As the workforce ages, the nature of age discrimination lawsuits is changing. While the law protects anyone over age 40 from discrimination on the basis of age, some recent cases involve complaints from employees older than the traditional retirement age of 65. The EEOC announced two separate settlements this week in cases involving employees 70 years old or more who alleged discrimination under the Age Discrimination in Employment Act.
In one case, the EEOC charged that Kmart discriminated against a 70-year-old pharmacist at a Honolulu store. Kmart will pay $120,000 to settle the suit. The EEOC said in a news release:
"According to the EEOC's suit, over the course of four years, a pharmacy manager openly professed on several occasions that the pharmacist was 'too old,' 'should just retire,' and was 'greedy' for continuing to work at age 70. Further, the EEOC said, the manager continued to humiliate her in writing by stating, 'The pharmacy is no longer your forte' and 'You need to retire from pharmacy work now,' in a communication book open to the entire department."
Read the full release here: http://www.eeoc.gov/eeoc/newsroom/release/3-24-10.cfm
In the second case, Red Rock Western Jeep Tours Inc., a tour operator in Sedona, Ariz., will pay $35,000 to settle an age discrimination suit involving a 75-year-old woman who was fired after only two days of work as a receptionist. According to the EEOC release:

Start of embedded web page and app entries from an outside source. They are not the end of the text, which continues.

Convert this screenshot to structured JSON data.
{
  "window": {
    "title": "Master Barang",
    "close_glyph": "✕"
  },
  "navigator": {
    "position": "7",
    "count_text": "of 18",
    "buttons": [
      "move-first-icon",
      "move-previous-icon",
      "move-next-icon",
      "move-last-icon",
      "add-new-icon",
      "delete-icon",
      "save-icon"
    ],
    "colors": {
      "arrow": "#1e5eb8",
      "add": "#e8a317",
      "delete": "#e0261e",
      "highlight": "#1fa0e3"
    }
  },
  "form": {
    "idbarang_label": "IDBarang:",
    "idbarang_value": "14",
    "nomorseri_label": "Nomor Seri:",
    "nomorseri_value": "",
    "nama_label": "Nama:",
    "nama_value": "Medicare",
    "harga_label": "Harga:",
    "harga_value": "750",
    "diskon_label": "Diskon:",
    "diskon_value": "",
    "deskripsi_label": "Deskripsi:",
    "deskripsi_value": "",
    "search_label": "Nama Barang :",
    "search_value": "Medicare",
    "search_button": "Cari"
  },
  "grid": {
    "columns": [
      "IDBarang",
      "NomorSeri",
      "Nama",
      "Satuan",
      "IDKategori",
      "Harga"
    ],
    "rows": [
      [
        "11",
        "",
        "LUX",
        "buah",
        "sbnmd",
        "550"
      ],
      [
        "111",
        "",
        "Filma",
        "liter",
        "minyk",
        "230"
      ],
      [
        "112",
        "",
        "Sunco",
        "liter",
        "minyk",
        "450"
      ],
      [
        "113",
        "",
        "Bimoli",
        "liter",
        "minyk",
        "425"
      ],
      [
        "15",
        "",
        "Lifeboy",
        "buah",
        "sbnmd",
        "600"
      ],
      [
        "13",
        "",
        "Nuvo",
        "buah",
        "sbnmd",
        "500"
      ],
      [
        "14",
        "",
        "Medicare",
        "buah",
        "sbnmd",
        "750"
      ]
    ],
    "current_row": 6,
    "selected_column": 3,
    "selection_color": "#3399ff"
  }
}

"'Companies cannot terminate or refuse to hire qualified older workers because of their age; it is illegal and violates federal law,' said EEOC Phoenix Regional Attorney Mary Jo O'Neill. 'Some employers seem to be tempted to hire younger workers for jobs which entail interacting with the public on behalf of the company. However, a company which fails to hire or terminates qualified workers because of their age does so at its peril because such actions may be unlawful.'"
Read the full release here: http://www.eeoc.gov/eeoc/newsroom/release/3-23-10.cfm